Jan 5, 2022
‘True lifesaver:’ Brooklyn bars applaud Hochul’s plan to bring back to-go drinks
The governor's plan to push for the legalization of to-go cocktails has sparked a cautious celebration among industry locals
Governor Kathy Hochul announced Wednesday that she’s going to push for the legalization of to-go cocktails, a bit of good news that is being greeted with cautious optimism by local restaurants and bars.
In her first State of the State address, Hochul said she wants to permanently legalize the perk after it was abruptly canceled last June.
“Thousands of bars and restaurants, the souls of our neighborhoods, have had to close,” Hochul said in her remarks. “We’re also going to do something bars and restaurants have been asking for; to once again allow the sale of to-go drinks — a critical revenue stream during the lean times last year.”
Cheers, New York!
We’re going to once again allow the sale of to-go drinks – a critical revenue stream during the lean times last year. pic.twitter.com/WctvtA0HXz
— Kathy Hochul (@GovKathyHochul) January 5, 2022
Former Governor Andrew Cuomo allowed imbibers to take their drinks on a walk back in March 2020, once the Covid-19 pandemic began, via an executive order. It lasted for roughly 15 months before it was suddenly revoked when the state’s other disaster emergency measures expired.
That decision, to put it lightly, pissed off restaurants and bars because as many of them had pivoted their business models to sell more alcohol in order to keep them afloat.
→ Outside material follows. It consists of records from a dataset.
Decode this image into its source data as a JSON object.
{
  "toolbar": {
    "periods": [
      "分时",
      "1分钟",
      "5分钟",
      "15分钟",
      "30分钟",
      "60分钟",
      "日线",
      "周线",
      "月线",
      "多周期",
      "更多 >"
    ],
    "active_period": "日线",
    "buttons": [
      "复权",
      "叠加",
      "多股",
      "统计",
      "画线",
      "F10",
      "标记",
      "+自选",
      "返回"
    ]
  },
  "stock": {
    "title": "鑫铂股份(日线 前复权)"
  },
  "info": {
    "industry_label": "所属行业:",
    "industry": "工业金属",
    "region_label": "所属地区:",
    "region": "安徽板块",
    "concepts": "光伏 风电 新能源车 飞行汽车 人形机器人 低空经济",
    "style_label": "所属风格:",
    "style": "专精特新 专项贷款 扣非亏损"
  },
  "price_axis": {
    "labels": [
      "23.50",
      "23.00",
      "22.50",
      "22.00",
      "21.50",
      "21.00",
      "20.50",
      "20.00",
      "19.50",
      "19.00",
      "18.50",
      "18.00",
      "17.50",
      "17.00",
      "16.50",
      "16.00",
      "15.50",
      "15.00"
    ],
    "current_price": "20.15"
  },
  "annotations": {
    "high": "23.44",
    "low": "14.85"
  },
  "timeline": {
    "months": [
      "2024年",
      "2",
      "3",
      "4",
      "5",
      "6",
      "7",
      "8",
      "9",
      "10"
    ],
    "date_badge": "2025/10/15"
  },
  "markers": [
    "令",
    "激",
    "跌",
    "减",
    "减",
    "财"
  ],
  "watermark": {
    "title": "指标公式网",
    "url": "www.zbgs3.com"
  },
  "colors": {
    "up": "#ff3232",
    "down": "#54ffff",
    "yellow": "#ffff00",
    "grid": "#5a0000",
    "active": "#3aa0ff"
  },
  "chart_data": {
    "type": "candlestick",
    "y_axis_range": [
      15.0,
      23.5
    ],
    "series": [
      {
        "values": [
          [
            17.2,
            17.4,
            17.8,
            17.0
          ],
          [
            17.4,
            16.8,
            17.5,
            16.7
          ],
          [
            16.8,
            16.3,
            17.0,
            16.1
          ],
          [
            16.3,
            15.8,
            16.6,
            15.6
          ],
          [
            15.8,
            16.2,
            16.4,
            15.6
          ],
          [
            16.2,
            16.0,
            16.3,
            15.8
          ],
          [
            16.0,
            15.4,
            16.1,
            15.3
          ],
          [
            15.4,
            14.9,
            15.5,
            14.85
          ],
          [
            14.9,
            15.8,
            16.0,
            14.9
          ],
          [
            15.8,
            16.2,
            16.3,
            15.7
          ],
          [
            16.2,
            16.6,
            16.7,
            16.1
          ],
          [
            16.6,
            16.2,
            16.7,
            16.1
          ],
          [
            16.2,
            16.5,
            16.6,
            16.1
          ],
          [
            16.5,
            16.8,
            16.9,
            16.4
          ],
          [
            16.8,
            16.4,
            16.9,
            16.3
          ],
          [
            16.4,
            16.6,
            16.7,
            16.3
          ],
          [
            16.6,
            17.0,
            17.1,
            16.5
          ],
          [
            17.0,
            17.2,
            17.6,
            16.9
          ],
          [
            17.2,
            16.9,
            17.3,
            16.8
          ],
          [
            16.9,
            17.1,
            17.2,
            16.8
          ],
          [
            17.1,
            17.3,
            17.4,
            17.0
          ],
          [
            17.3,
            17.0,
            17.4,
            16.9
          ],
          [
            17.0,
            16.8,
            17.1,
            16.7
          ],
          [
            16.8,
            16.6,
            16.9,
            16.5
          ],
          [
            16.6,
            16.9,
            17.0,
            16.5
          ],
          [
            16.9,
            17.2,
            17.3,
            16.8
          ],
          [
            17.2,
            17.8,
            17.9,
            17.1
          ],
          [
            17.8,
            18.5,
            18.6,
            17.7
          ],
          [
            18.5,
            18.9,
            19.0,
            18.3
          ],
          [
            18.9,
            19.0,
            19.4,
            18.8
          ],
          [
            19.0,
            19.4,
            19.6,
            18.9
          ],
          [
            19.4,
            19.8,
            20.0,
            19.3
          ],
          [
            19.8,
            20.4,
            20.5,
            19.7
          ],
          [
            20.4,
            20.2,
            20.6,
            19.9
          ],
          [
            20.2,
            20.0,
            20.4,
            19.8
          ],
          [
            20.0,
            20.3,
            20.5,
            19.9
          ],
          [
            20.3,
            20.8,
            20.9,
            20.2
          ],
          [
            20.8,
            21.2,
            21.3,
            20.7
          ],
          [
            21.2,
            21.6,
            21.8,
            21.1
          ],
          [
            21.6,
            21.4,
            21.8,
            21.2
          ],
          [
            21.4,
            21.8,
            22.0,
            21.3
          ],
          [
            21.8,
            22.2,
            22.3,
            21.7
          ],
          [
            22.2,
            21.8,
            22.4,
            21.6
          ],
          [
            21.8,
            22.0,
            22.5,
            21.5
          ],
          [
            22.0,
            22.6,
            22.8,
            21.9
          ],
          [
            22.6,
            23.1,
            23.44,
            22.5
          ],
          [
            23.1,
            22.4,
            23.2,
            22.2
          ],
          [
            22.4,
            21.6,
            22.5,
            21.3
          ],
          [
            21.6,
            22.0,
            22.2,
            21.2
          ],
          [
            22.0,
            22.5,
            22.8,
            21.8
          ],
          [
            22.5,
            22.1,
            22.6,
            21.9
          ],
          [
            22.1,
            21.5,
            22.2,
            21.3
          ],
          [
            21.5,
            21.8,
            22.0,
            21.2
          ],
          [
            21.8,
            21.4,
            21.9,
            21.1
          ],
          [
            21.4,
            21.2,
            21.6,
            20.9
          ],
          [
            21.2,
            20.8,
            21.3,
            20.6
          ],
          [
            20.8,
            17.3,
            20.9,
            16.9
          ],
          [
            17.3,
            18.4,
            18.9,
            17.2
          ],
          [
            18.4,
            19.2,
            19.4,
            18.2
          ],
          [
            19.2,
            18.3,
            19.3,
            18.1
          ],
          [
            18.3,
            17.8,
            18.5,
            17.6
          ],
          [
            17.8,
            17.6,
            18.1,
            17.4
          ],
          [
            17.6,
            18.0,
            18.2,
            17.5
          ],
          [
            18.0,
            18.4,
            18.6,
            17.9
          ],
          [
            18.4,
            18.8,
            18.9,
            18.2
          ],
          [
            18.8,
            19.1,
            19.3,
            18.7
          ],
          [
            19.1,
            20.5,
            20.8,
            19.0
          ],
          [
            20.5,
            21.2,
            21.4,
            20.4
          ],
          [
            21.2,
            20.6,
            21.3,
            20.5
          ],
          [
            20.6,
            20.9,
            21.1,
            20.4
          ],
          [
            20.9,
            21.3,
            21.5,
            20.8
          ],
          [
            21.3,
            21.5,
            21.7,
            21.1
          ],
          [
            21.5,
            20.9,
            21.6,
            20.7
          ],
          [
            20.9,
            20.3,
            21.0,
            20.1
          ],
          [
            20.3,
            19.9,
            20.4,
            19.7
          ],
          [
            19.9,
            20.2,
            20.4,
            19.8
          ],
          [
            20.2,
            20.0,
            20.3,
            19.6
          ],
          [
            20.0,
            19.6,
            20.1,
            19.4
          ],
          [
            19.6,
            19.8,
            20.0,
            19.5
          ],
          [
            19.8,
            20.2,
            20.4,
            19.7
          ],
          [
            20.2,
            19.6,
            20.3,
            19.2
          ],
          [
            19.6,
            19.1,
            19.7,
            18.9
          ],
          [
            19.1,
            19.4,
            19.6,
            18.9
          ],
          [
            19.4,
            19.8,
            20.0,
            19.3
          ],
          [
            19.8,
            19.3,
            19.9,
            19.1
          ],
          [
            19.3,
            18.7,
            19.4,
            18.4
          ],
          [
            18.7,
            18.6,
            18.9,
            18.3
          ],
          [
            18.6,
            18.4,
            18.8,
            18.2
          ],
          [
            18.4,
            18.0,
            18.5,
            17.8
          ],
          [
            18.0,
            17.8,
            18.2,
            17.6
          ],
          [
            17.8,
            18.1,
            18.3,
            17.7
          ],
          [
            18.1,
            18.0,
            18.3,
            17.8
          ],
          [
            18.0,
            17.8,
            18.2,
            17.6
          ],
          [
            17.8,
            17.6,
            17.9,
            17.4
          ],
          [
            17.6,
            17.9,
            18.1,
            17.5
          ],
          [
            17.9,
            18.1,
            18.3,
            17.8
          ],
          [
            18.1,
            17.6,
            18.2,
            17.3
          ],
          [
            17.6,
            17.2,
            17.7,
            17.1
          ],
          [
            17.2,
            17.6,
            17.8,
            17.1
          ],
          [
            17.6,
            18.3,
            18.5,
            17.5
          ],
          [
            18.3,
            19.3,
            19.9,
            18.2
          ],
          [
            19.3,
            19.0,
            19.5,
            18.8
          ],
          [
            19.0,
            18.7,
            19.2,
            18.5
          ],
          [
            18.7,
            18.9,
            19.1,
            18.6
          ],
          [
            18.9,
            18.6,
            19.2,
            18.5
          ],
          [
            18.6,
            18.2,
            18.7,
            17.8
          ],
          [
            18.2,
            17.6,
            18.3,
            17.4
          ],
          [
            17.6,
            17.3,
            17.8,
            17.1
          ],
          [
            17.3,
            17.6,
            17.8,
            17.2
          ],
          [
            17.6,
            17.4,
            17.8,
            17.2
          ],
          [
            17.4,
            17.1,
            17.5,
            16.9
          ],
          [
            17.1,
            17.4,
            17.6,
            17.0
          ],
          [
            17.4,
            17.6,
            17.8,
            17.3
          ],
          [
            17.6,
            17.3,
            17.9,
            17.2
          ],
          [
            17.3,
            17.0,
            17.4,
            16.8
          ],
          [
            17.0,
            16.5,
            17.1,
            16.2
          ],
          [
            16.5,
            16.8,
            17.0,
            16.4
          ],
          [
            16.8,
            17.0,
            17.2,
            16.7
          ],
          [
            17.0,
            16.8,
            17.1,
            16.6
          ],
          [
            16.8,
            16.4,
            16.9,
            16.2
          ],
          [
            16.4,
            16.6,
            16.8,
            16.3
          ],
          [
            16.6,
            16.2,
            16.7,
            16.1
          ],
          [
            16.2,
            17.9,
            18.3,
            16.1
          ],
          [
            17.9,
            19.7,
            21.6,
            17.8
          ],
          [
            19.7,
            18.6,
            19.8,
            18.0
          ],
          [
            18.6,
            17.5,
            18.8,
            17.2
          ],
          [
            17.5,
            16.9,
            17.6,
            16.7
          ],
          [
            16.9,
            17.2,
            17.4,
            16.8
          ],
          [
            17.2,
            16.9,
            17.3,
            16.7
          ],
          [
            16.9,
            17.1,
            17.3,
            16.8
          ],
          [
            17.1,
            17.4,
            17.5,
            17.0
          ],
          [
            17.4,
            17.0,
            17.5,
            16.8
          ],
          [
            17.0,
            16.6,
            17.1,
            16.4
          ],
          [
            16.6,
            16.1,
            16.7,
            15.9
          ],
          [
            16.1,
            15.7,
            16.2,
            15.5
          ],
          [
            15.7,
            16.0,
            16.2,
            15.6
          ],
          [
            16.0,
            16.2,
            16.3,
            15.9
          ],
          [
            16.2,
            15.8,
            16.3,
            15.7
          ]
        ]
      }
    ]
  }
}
Today, Brooklyn establishments are applauding the news—with some trepidation as the law still requires passage in the state legislature in the spring.
Tim Racine, the owner of Young Ethels in South Slope tells Brooklyn Magazine that selling to-go cocktails was a “true lifesaver during Pandemic 1.0.” But he’ll believe it’s back when he sees it.
“I remain cautiously optimistic, however, as every new ‘hey, we’re gonna help your bar survive’ has also brought with it one or more ‘this state or city agency will fine you a thousand bucks for not following their confusing and sometimes contradictory rules,” Racine says. “All in all, it will be nice to cater to folks that like the drinks but hate my ’60s surf-ska-garage rock’ playlist.”
A similar sentiment was echoed by Ivy Mix, the owner restaurant Leyenda, who tells Brooklyn Magazine that selling to-go cocktails was a “nice extra revenue stream” for Cobble Hill cocktail bar and restaurant. “In particular, I loved being able to make people cocktails to go so they could get some delivered with their Seamless order,” she says.
For Katie Richey, the owner of King Mother wine bar in Flatbush, passing the law would allow it bolster its offerings such as their wine club. “We are absolutely thrilled about this news,” she says.
Sage Geyer, the owner of Bar Meridian in Prospect Heights, says the “need for it is now” and hopes passage is “swift.”
“Lifelines like this should have been made permanent after the success of the temporary allowance that was made last year,” Geyer tells Brooklyn Magazine. He wasn’t surprised when the law expired last June because of state laws that have “remained archaic and heavily tied to big spirit companies and their political power.”
You might also like
Meet the women who choose not to have kids (not that it’s any of your business)
Podcasts & Video
Podcasts & Video